There is no single piece of evidence that guarantees being granted a Non-molestation order ("NMO") by the court. so it's important to build a strong case requires demonstrating a real and immediate risk of harm. Compelling evidence may be in the form of :-
- Witness statements: A detailed account of the incidents you experienced, with specific dates, times, and locations. Include descriptions of the behaviour, your emotional response, and any witnesses present.
- Police reports: records of any incidents reported to the police.
- Medical records: If you sustained injuries, provide medical records or doctor's notes as evidence of physical harm.
- Social media/electronic communication: Screenshots of harassing or threatening texts, emails, or social media messages can serve as powerful evidence.
- Photographs or recordings: If available, any visual or audio recordings of the incidents can be highly persuasive.
- Third-party evidence: Statements from neighbours, friends, or colleagues who support your claims can add weight to your case.
Your NMO application will be heard by a judge in a private family court hearing. Be prepared for the following:
- Attendance: Unless the application is extremely urgent and you are potentially in immediate risk of harm, both you and the respondent have the right to attend the hearing, though the respondent may choose not to be present.
- Legal representation: While having a lawyer isn't mandatory, legal advice can be invaluable in navigating the process and presenting your case effectively.
- Judge's assessment: The judge will consider all evidence presented before deciding whether to grant the Order or not, and if made its terms and duration.
- Terms of the Order: If granted, the Order will typically specify prohibited behaviors, geographic restrictions, and potential consequences for breach.
The Court's Approach
The court takes NMO applications seriously, prioritising the safety and well-being of the applicant.

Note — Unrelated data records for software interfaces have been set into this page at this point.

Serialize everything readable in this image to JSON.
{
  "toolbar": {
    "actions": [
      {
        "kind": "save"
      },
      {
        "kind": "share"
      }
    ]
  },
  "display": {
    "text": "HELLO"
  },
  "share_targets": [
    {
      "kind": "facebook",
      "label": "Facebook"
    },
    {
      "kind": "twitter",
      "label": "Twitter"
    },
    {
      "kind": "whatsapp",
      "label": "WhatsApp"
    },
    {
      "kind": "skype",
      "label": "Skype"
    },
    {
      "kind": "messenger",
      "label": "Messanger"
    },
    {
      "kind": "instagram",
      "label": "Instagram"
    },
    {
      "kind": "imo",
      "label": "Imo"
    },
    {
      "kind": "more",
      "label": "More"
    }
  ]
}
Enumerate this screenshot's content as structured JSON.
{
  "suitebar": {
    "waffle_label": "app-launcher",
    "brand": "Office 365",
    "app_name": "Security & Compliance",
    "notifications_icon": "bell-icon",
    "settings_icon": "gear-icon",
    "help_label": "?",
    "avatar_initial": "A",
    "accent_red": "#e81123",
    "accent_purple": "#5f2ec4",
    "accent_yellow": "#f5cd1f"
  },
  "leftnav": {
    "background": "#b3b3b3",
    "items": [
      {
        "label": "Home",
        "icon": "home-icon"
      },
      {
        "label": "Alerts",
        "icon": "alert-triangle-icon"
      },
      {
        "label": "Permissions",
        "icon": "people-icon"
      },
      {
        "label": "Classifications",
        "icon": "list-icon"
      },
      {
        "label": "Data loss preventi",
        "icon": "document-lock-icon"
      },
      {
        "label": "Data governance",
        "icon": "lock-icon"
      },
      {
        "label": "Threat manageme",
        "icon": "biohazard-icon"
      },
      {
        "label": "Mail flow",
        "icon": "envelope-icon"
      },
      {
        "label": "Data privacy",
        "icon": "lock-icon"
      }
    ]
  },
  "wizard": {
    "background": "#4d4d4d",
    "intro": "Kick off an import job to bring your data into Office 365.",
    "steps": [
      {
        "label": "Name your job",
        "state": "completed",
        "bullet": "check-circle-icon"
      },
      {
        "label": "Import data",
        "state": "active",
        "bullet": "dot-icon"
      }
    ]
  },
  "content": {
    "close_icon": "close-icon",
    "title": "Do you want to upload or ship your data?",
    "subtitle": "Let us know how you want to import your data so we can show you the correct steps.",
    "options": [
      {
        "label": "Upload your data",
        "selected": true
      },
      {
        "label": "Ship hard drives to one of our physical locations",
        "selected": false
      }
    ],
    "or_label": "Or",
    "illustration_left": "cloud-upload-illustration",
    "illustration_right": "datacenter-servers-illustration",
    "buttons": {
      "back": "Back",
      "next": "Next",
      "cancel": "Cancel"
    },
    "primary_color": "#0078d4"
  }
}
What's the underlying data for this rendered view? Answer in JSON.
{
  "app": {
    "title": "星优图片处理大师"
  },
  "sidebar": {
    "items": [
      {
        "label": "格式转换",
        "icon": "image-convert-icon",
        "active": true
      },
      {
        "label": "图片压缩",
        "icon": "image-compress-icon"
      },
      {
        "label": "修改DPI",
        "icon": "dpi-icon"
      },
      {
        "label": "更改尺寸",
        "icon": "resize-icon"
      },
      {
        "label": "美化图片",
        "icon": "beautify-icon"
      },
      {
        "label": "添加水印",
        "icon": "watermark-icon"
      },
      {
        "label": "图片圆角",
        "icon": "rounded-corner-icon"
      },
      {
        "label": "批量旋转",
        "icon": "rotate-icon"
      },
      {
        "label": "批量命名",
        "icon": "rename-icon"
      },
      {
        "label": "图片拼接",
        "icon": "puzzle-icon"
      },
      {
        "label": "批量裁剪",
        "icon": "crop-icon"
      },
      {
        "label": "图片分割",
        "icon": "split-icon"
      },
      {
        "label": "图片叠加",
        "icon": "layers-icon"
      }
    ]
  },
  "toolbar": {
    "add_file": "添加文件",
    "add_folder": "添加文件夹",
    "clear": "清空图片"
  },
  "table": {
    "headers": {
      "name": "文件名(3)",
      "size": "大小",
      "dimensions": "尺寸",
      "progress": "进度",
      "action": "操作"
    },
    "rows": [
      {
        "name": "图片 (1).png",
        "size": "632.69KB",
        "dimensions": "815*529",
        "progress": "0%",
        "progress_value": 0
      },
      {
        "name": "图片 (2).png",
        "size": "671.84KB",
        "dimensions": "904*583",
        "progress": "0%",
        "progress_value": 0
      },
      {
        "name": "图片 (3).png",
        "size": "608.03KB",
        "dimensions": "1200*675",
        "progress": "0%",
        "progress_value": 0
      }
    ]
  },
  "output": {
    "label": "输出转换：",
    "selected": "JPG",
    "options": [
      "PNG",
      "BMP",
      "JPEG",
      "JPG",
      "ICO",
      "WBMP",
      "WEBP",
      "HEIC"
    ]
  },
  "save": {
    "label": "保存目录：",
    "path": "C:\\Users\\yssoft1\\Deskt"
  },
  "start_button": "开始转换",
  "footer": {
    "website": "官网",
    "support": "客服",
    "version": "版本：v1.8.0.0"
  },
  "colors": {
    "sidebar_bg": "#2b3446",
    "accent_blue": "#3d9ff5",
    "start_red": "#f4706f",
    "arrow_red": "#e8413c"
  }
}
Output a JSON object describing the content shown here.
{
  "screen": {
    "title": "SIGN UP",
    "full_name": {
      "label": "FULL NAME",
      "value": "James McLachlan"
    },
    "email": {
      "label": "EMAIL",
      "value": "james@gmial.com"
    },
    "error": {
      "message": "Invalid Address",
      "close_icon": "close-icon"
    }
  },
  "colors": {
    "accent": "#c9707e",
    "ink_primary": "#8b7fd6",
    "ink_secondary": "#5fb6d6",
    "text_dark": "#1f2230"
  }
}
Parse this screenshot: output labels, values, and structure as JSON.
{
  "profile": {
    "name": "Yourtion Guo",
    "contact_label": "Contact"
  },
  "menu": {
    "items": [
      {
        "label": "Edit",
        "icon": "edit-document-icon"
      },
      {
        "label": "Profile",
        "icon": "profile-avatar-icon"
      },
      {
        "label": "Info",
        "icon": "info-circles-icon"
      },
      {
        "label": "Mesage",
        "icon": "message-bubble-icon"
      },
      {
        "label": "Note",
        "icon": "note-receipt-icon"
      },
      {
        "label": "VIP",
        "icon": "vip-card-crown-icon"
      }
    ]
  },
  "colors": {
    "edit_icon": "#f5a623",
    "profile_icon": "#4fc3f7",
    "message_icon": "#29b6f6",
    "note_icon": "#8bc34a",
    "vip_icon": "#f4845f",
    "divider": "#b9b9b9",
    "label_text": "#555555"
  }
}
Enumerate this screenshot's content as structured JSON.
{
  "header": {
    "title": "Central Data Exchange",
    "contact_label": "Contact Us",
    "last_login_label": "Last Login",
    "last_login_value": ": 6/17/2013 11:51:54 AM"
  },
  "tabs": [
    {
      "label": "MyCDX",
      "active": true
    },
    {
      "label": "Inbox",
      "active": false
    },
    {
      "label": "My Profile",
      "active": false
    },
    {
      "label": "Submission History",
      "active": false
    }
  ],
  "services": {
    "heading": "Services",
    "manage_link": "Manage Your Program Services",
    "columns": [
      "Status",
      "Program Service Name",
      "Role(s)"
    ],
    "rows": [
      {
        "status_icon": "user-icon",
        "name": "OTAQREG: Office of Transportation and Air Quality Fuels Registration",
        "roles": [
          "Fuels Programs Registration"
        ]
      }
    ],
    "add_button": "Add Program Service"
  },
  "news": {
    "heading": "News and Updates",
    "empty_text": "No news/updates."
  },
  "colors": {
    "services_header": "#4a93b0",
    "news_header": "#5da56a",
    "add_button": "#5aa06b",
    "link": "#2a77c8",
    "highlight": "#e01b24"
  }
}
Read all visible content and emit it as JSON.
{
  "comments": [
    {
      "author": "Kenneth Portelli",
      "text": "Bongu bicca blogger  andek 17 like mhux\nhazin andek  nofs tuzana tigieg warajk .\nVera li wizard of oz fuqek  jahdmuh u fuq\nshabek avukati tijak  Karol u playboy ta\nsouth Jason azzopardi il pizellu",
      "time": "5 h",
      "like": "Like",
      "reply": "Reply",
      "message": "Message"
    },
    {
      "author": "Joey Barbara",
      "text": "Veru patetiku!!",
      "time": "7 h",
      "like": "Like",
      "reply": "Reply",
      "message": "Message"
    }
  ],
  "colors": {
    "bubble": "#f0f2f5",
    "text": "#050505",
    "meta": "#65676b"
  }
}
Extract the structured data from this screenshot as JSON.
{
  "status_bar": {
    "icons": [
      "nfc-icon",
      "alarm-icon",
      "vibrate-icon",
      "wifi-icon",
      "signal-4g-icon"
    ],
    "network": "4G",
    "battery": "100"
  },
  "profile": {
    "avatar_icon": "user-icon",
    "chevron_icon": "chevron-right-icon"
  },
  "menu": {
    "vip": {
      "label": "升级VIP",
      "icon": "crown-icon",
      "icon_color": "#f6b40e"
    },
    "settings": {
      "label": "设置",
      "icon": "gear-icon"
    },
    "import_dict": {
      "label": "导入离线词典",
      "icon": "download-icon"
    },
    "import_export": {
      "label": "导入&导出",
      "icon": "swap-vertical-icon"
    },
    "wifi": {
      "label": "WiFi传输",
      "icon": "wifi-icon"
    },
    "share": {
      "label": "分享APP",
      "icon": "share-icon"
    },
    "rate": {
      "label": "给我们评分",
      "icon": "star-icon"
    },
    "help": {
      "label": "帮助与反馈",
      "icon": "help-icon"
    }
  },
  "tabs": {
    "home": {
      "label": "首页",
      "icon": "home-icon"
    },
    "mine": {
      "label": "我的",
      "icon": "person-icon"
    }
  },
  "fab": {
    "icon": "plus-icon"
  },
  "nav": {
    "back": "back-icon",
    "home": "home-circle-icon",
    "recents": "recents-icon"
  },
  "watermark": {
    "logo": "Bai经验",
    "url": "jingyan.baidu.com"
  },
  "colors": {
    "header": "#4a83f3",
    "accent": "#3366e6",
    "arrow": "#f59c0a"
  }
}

Judges assess each case based on the balance of probabilities:
- Is the applicant presenting genuine fear of harm?
- Does the evidence support a real and immediate risk of harm?
- Is an NMO the most appropriate course of action to protect the applicant?
The court also considers any history of violence or controlling behavior by the respondent and the potential impact of an NMO on both parties.